During clinical drug development, large numbers of molecules are developed to identify the most promising candidates for further development. Those molecules are tested in vitro, then eventually in animals, and then generally a single molecule is tested in healthy human volunteers. But before human studies can begin, drug companies must submit an investigational new drug (IND) application to FDA outlining their plan to test whether the drug is reasonably safe in humans.
Those studies often involve giving a small dose of the drug to determine how it is metabolized in kids, provide information on how the drug works in the human body, or to select the most appropriate candidates in whom the drug might work best. Those early studies are not meant to provide any therapeutic benefit, which creates an ethical dilemma, especially when kids are involved.
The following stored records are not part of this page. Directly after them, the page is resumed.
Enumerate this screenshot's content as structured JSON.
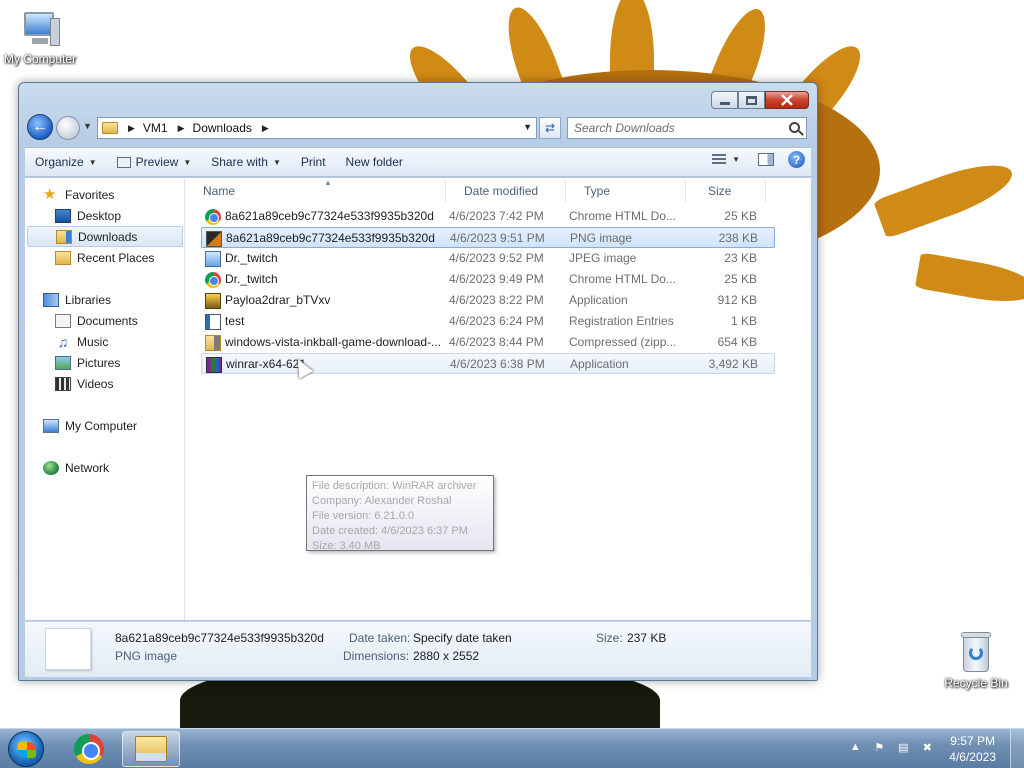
{
  "desktop": {
    "icons": [
      {
        "label": "My Computer",
        "icon": "computer-icon"
      },
      {
        "label": "Recycle Bin",
        "icon": "recycle-bin-icon"
      }
    ]
  },
  "window": {
    "nav": {
      "breadcrumb": [
        "VM1",
        "Downloads"
      ],
      "search_placeholder": "Search Downloads"
    },
    "toolbar": {
      "organize": "Organize",
      "preview": "Preview",
      "share_with": "Share with",
      "print": "Print",
      "new_folder": "New folder"
    },
    "navpane": {
      "favorites": "Favorites",
      "desktop": "Desktop",
      "downloads": "Downloads",
      "recent_places": "Recent Places",
      "libraries": "Libraries",
      "documents": "Documents",
      "music": "Music",
      "pictures": "Pictures",
      "videos": "Videos",
      "my_computer": "My Computer",
      "network": "Network"
    },
    "columns": {
      "name": "Name",
      "date_modified": "Date modified",
      "type": "Type",
      "size": "Size"
    },
    "files": [
      {
        "name": "8a621a89ceb9c77324e533f9935b320d",
        "date": "4/6/2023 7:42 PM",
        "type": "Chrome HTML Do...",
        "size": "25 KB",
        "icon": "chrome-icon"
      },
      {
        "name": "8a621a89ceb9c77324e533f9935b320d",
        "date": "4/6/2023 9:51 PM",
        "type": "PNG image",
        "size": "238 KB",
        "icon": "png-file-icon"
      },
      {
        "name": "Dr._twitch",
        "date": "4/6/2023 9:52 PM",
        "type": "JPEG image",
        "size": "23 KB",
        "icon": "jpeg-file-icon"
      },
      {
        "name": "Dr._twitch",
        "date": "4/6/2023 9:49 PM",
        "type": "Chrome HTML Do...",
        "size": "25 KB",
        "icon": "chrome-icon"
      },
      {
        "name": "Payloa2drar_bTVxv",
        "date": "4/6/2023 8:22 PM",
        "type": "Application",
        "size": "912 KB",
        "icon": "application-icon"
      },
      {
        "name": "test",
        "date": "4/6/2023 6:24 PM",
        "type": "Registration Entries",
        "size": "1 KB",
        "icon": "registry-file-icon"
      },
      {
        "name": "windows-vista-inkball-game-download-...",
        "date": "4/6/2023 8:44 PM",
        "type": "Compressed (zipp...",
        "size": "654 KB",
        "icon": "zip-folder-icon"
      },
      {
        "name": "winrar-x64-621",
        "date": "4/6/2023 6:38 PM",
        "type": "Application",
        "size": "3,492 KB",
        "icon": "winrar-icon"
      }
    ],
    "tooltip": {
      "line1": "File description: WinRAR archiver",
      "line2": "Company: Alexander Roshal",
      "line3": "File version: 6.21.0.0",
      "line4": "Date created: 4/6/2023 6:37 PM",
      "line5": "Size: 3.40 MB"
    },
    "details": {
      "filename": "8a621a89ceb9c77324e533f9935b320d",
      "filetype": "PNG image",
      "date_taken_label": "Date taken:",
      "date_taken_value": "Specify date taken",
      "dimensions_label": "Dimensions:",
      "dimensions_value": "2880 x 2552",
      "size_label": "Size:",
      "size_value": "237 KB"
    }
  },
  "taskbar": {
    "clock_time": "9:57 PM",
    "clock_date": "4/6/2023"
  }
}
Is it ethical to test a potentially risky investigational drug in children when no benefit is expected? Under FDA regulations, children cannot be enrolled in early exploratory trials unless there is only a "minimal risk" or a "minor increase over minimal risk" for harm. But administering an investigational drug to kids is generally not considered "minimal risk," so the caveat is that children with certain diseases or disorders can be enrolled in the early dosing trials if the research is "likely to yield generalizable knowledge about the subjects' disorder or condition that is of vital importance for the understanding or amelioration of the subjects' disorder or condition."
And panelists at Wednesday's meeting agreed that it would likely present no more than a minor increase over minimal risk to enroll kids with a disease or condition into an exploratory trial testing a small dose of the investigational drug to treat their given disease or condition. However, if the same trial was run on healthy kids, the issue gets more complicated, the panelists said.
For instance, if children with cancer are included in an exploratory trial testing an investigational cancer drug, they will not get an immediate benefit from the drug—the dose is too small and that is not the point of that particular trial. But they might benefit down the road if the drug is approved as a treatment for their specific type of cancer. But a healthy child is unlikely to benefit from that drug.
Emily P. Walker, FDA Panel Discusses Ethics of Pediatric Drug Trials, MedPage Today (May 11, 2011).
AHLA Teaching Hospital Updates are intended to provide quick summaries of cutting-edge issues of interest to teaching hospitals and their counsel. Additional information and more in-depth coverage on these topics may be available from AHLA Health Lawyers weekly and appropriate AHLA Practice Groups.
*We would like to thank Nausheen Shaikh, JD Candidate (University of Southern California-Berkeley School of Law), and Leah Voigt, Esquire (Spectrum Health, Grand Rapids, MI), for providing this week's update.